WHAT THE EXERCISE ASKS
Find every line in the data that contains the word "icon". Return each of those lines.

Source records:
---*---

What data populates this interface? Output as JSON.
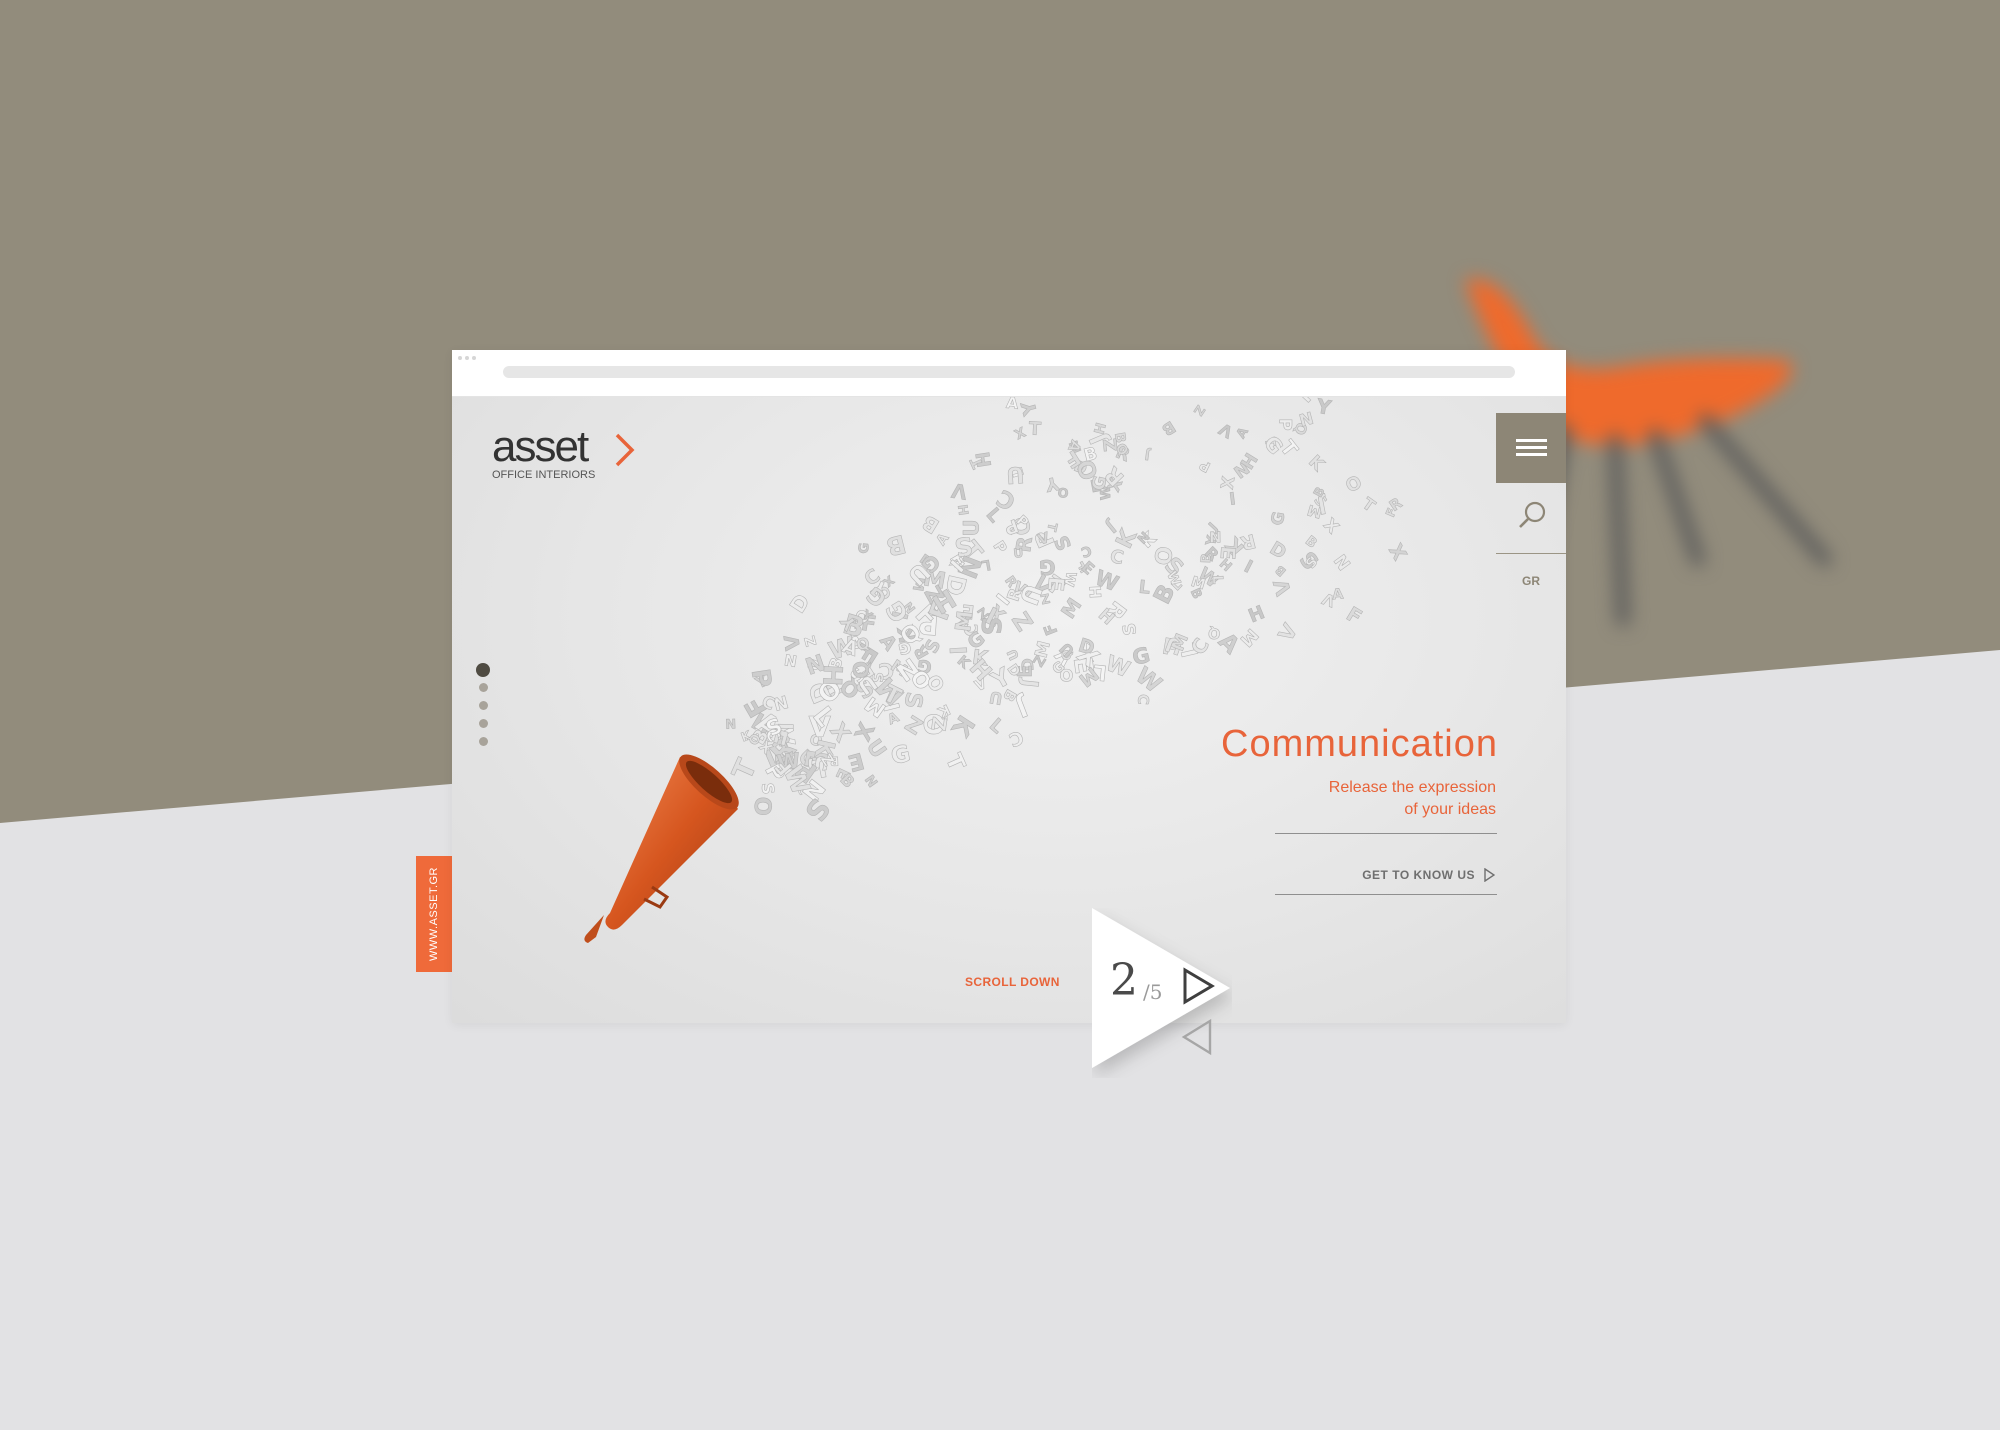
{
  "site": {
    "logo_word": "asset",
    "logo_sub": "OFFICE INTERIORS",
    "side_tab": "WWW.ASSET.GR"
  },
  "nav": {
    "menu_icon": "hamburger-icon",
    "search_icon": "search-icon",
    "lang": "GR"
  },
  "hero": {
    "title": "Communication",
    "subtitle_line1": "Release the expression",
    "subtitle_line2": "of your ideas",
    "cta": "GET TO KNOW US",
    "scroll": "SCROLL DOWN",
    "image_icon": "megaphone-icon"
  },
  "slider": {
    "current": "2",
    "total": "/5",
    "next_icon": "triangle-right-icon",
    "prev_icon": "triangle-left-icon",
    "dots_count": 5,
    "active_dot": 1
  },
  "colors": {
    "accent": "#e8643a",
    "olive": "#8d8676",
    "backdrop_top": "#928c7c",
    "backdrop_bottom": "#e2e2e4"
  }
}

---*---

EXERCISE RESPONSE
    "menu_icon": "hamburger-icon",
    "search_icon": "search-icon",
    "image_icon": "megaphone-icon"
    "next_icon": "triangle-right-icon",
    "prev_icon": "triangle-left-icon",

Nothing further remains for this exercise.